• [Source material]:
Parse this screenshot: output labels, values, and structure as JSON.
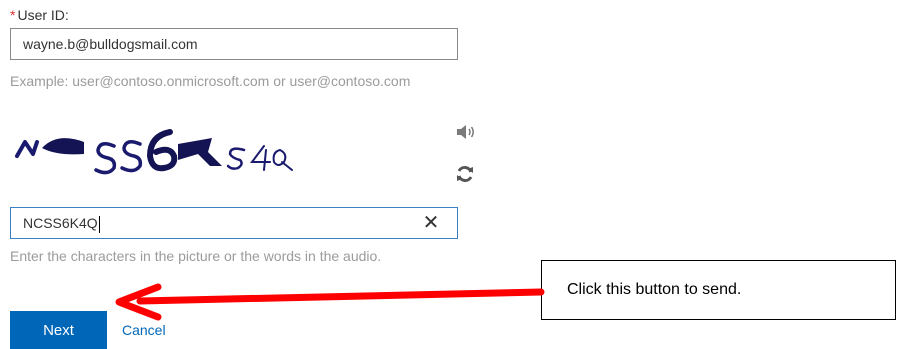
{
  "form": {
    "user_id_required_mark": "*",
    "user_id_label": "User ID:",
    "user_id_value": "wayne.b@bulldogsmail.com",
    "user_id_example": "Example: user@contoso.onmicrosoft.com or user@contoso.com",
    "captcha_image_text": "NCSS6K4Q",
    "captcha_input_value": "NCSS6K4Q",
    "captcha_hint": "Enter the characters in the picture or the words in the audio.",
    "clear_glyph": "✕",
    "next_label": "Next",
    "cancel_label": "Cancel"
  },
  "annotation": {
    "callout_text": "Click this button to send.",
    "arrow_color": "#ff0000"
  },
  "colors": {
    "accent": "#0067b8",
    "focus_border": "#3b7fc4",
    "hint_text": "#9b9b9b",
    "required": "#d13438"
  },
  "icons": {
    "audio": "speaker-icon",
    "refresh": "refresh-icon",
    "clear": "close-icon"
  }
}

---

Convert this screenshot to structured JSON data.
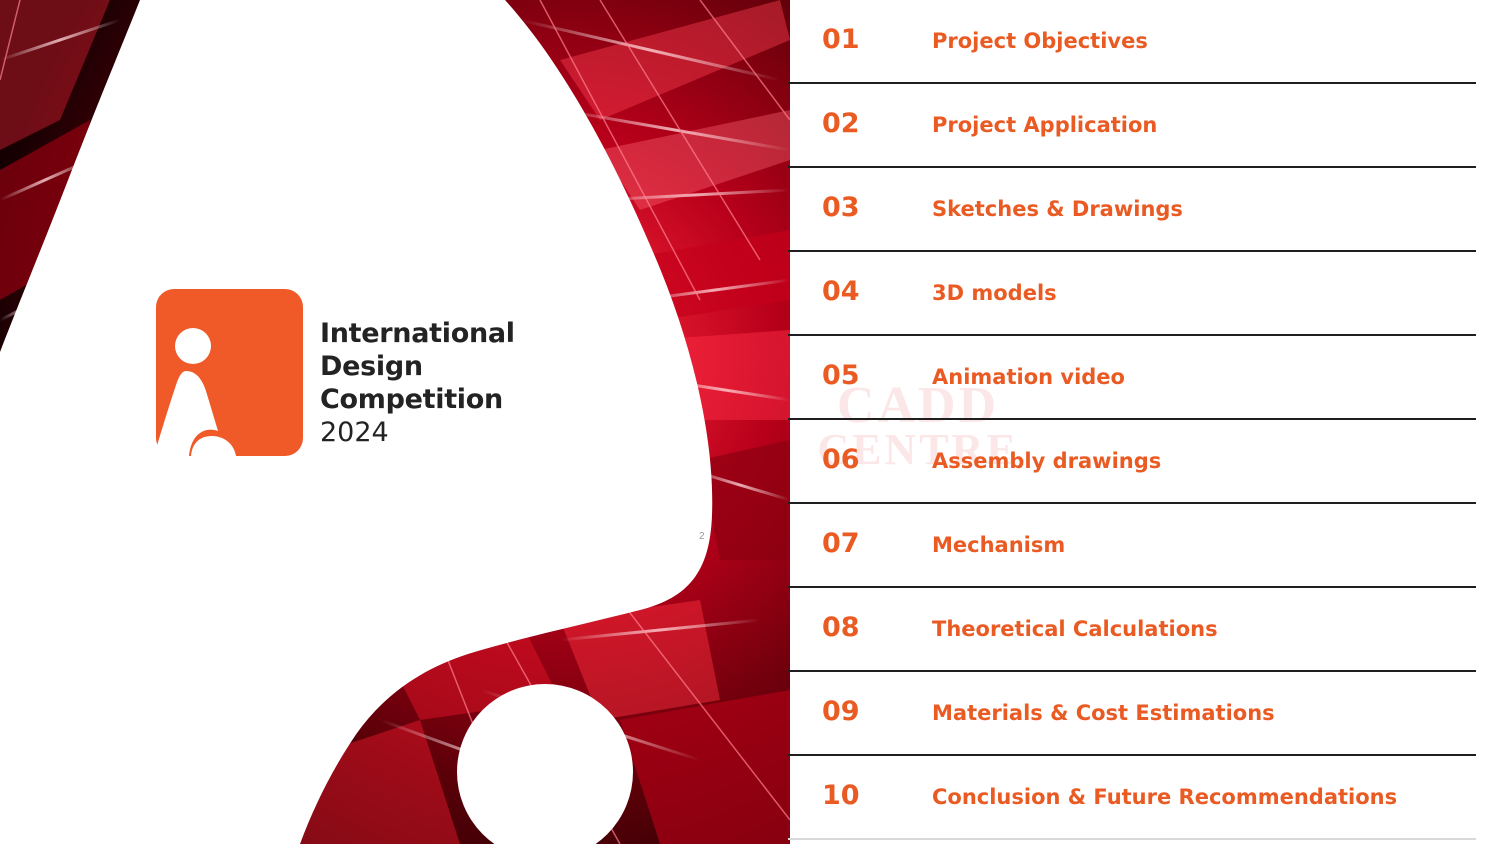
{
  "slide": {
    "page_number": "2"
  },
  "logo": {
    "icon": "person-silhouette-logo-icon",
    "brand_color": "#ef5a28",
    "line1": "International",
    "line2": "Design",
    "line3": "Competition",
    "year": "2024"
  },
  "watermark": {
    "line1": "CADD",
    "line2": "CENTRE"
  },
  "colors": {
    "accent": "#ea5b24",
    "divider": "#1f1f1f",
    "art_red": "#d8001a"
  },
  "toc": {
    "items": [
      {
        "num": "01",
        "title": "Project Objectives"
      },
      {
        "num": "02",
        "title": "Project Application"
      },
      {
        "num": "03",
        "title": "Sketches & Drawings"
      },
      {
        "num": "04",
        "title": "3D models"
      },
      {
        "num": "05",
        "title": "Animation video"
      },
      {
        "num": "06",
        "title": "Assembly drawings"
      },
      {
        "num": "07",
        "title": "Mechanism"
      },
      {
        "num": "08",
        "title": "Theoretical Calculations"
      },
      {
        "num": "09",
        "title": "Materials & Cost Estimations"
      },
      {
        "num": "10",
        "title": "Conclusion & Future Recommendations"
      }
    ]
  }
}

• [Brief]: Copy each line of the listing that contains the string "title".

• [Your response]:
        "title": "Project Objectives"
        "title": "Project Application"
        "title": "Sketches & Drawings"
        "title": "3D models"
        "title": "Animation video"
        "title": "Assembly drawings"
        "title": "Mechanism"
        "title": "Theoretical Calculations"
        "title": "Materials & Cost Estimations"
        "title": "Conclusion & Future Recommendations"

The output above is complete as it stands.